College May Not Be Your Child’s Path

For centuries kids have been leaving the nest to go off to college in pursuit of a career of their own.

The idea was to get an education that would give you esteem in the community and afford you the luxury of being able to provide for your family.

In modern society, such luxuries are achieved in many different ways, urging young adults to consider options beyond traditional higher education.

Being a student of Advanced Placement classes and a leader in his high school marching band’s drum line, Brendan Adair had everything in line for a pristine college application.

But that wasn’t the route Adair had in mind. Instead, after high school he said goodbye to his Texas home, mom, and little sisters for nine weeks of basic combat training.

Adair enlisted for four years in the United States Army to serve his country, and his mother couldn’t be prouder.

Today Parents reports on Adair’s mom, Katie Meek’s response to her son’s life choice:

“I worry about his safety, obviously, but I’m so proud of him for following through and finally making some goals and trying to better himself.”

Brendan Adair is a prime example of high school graduates pursuing a career outside of attending a college or university.

Schools are beginning to recognize that many students are not going straight to college, and they want to offer ways to help these young people succeed.

Henrico County, Virginia public schools have begun scheduling “career and technical letter-of-intent” signing days, according to Today, for students who plan on going straight into the workforce or to a trade school.

Mac Beaton, director of Henrico County’s Certified and Technical Education program, wants to emphasize with these signing days that they value the student’s post-graduation choices, he told Today Parents, even if it doesn’t involve going straight to college.
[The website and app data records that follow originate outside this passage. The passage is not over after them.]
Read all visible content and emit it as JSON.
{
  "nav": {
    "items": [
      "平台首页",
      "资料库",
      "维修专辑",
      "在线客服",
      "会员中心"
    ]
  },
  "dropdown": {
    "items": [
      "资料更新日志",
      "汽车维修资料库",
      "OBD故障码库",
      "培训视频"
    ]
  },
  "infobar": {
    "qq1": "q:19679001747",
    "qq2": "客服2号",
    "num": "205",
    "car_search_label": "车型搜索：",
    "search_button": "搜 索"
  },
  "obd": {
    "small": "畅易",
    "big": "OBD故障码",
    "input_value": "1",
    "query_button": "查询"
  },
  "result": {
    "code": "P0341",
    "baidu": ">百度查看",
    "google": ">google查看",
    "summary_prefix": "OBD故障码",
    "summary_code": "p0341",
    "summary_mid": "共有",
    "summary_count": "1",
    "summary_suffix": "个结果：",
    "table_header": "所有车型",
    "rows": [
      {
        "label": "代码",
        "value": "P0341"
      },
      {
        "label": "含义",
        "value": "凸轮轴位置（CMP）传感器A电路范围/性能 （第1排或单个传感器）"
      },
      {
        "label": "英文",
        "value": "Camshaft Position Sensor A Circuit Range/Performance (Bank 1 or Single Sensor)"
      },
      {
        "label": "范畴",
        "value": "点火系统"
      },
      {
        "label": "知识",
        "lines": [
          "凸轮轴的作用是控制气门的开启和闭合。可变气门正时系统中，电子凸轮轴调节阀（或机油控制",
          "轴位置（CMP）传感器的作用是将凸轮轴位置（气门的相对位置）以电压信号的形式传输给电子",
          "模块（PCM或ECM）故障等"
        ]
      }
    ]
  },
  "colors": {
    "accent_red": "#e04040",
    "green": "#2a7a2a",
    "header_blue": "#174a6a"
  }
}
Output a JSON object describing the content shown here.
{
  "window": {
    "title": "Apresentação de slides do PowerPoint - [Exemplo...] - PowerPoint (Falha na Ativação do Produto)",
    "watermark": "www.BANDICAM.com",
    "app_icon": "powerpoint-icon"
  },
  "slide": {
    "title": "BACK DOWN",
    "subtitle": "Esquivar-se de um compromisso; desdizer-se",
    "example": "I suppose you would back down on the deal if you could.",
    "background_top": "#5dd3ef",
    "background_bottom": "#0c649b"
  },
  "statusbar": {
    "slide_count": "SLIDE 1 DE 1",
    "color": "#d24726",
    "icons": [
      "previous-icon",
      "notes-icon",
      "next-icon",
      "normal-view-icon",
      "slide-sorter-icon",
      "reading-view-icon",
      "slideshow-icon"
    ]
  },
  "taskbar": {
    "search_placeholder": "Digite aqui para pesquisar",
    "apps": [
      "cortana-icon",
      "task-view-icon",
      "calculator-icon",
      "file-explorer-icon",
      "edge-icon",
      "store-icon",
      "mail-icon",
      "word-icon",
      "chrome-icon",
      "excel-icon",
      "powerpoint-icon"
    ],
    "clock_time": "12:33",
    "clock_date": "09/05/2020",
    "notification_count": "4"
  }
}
A public high school in New Jersey, Becton Regional, holds military signing days for the same reason.

Becton Regional High School senior Sebastian Cardona took advantage of the signing day and joined the U.S. Army.

He told reporter Nicholas Katzban from the North Jersey Record why he thought having options outside of college are important for teenagers leaving high school:

Going straight from high school into college is usually something you do just to have something to do. When you graduate high school, you don’t know what will help you in the future. You’re basically spending money to learn things for a career you might not follow. In the Army, they show you what you can do with yourself.”

Cardona may be on to something here. Texas A&M University’s student body has been growing steadily since 2014, according to Hechinger Report, but 55% of those students never come back for a second year.

“I know of people who have left because they didn’t want to be in college,” said student Amber Spence, who earned her undergraduate degree at Texas A&M University, and is now a graduate student.

Spence reveals that many students attended the university because “Their parents made them go,” which had students lacking in their drive to succeed academically.

Does this mean that we shouldn’t encourage our children to attend college after they graduate from high school?

No way!

It is advantageous to mention that a study from Georgetown University found that, “on average, college graduates earn $1 million more in earnings over their lifetime,” as reported by Market Watch.

In addition to that substantial earning difference, Pew Research Center found that “the median yearly income gap between high school and college graduates is around $17,500.”

Receiving a college degree is not just all about the money either.

Learn more about RevenueStripe...

Doctor Oz pointed out that a recent study by the Centers for Disease Control and Prevention and National Center for Health Statistics showed that those with at least a bachelor’s degree live nearly 9 years longer than those who opt out of higher education.

Parents should be open to the possibility that college may not be the optimal route for their children, but should encourage their children to explore it as a legitimate means to a more secure and happy future.

Some of the most popular alternatives to college, as reported by Career Builder, are to:

  • Start a business. …
  • Attend community college. …
  • Enroll in technical college. …
  • Try an apprenticeship or fellowship. …
  • Join the military. …
  • Volunteer. …
  • Apply for RightSkill. …
  • Consider a gap year.

Your child’s future doesn’t have to be set in stone the minute they are handed that hard-earned high school diploma, but going over options based on their interests and goals is smart planning.

If there aren’t any goals on hand, and they think they are going to couch surf for an indefinite amount of time while waiting for opportunity to fall into their laps, it may be time for a tough love conversation about expectations and boundaries.

Whatever is done, make sure it is done with a mutual respect and love.

Please let us know if your child has chosen an alternative to college and how that worked for them and as a family.